    The intention of the new European legislation on rooting materials for pigs is to improve the welfare of pigs. The question is: which materials are suitable rooting materials for pigs? To answer this question the motivation for exploration in pigs is elucidated and the needs of the pigs in this...

  3. Comparison of the behaviour of captive white-faced capuchin monkeys ( Cebus capucinus ) in the presence of four kinds of deep litter

    | Contributor(s):: Ludes, E., Anderson, J. R.

    Captive white-faced capuchin monkeys (Cebus capucinus) were placed in a large indoor room without or with deep litter made of wood chips, dried ground maize cob, wood wool or garden peat. Feed was scattered on the bare floor or on the litter and the behaviour of the monkeys was observed. When...

  4. Concurrent schedules of reinforcement as a method to quantify the relative attractiveness of two rooting materials

    | Contributor(s):: Pedersen, L. J., Jensen, M. B.

    Operant conditioning techniques were applied to investigate pigs' preference for peat and long straw using concurrent schedules of reinforcement.
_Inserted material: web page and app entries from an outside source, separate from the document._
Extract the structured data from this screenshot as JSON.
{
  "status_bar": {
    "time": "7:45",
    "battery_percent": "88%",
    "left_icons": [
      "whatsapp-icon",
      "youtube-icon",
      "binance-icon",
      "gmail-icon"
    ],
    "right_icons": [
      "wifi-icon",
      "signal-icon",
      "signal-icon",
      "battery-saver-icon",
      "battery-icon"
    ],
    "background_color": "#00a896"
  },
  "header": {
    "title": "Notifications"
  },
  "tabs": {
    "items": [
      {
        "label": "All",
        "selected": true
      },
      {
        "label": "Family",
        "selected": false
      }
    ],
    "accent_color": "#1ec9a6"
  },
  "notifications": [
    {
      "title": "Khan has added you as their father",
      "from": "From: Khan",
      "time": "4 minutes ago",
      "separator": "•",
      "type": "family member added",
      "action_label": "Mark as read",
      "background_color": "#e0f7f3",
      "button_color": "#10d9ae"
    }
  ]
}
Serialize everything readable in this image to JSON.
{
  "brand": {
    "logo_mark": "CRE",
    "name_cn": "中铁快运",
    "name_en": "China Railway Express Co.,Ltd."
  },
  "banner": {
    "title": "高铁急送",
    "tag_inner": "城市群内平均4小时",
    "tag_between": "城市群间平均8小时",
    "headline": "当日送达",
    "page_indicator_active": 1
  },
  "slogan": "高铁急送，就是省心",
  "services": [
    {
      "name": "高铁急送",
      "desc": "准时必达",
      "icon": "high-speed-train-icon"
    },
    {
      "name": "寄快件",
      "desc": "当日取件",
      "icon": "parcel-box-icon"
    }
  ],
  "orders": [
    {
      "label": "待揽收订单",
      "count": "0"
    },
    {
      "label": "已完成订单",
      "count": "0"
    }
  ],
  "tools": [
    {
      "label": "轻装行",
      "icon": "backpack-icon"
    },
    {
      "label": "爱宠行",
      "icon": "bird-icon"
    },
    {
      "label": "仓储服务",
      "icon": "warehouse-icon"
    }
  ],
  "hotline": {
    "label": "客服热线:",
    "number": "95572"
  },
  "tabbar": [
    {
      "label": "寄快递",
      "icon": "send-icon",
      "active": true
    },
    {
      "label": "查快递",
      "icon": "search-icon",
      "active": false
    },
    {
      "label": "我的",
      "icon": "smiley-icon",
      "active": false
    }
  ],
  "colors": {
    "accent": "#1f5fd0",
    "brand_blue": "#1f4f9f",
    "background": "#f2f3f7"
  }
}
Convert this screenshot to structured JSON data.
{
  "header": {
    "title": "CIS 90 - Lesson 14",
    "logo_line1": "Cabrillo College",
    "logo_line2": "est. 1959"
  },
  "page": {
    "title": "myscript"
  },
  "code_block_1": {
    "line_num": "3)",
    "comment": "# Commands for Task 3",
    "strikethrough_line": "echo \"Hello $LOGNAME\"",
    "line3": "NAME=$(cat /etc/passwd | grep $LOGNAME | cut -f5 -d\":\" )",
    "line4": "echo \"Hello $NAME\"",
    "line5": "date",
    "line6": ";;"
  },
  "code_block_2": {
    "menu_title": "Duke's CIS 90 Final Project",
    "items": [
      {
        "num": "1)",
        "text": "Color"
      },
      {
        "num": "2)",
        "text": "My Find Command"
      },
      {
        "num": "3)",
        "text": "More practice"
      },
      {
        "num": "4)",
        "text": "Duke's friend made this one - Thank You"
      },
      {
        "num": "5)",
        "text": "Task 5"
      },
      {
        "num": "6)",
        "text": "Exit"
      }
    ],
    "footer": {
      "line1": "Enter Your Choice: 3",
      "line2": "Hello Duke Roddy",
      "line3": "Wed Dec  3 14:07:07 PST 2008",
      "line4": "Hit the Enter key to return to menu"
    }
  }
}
Ten pigs worked, by pressing one of two panels, for access to two different materials in daily 50 min test sessions. Workloads of the reference...

  5. The strength of pigs' preferences for different rooting materials measured using concurrent schedules of reinforcement

    | Contributor(s):: Pedersen, L. J., Holm, L., Jensen, M. B., Jorgensen, E.

    The aim of the present experiment was to measure pigs' preferences for four different rooting materials using a set-up where pigs were given the opportunity to consider the relative attractiveness of two different materials simultaneously. Ten pigs had access to work for 50 min daily in an...

  6. The importance of a food feedback in rooting materials for pigs measured by double demand curves with and without a common scaling factor

    | Contributor(s):: Holm, L., Jensen, M. B., Pedersen, L. J., Ladewig, J.

    The first objective was to test if pigs prefer a rooting material with food feedback to one without, and if they prefer to search for food while rooting compared to obtaining food without rooting. For measuring preferences we used cross-points between double demand curves. Demand curves describe...

  7. An investigation of the effect of environmental enrichment and space allowance on the behaviour and production of growing pigs

    | Contributor(s):: Beattie, V. E., Walker, N., Sneddon, I. A.

    Newly weaned 6-week-old pigs in groups of 6 littermates were placed in enriched environments with a floor space allowance of 0.5, 1.1, 1.7 or 2.3 msuperscript 2/pig (treatments 1-4, respectively). Treatment 5 was identical to treatment 4, except for the absence of enriching elements which...

  8. Preference testing of substrates by growing pigs

    | Contributor(s):: Beattie, V. E., Walker, N., Sneddon, I. A.

    The preferences of growing pigs for substrates were investigated by giving groups of 6 pigs a choice between 2 substrates in each test. The 7 substrates examined were concrete, mushroom compost (spent), peat, sand, sawdust, straw and woodbark. 13 comparisons of pairs of substrates were tested...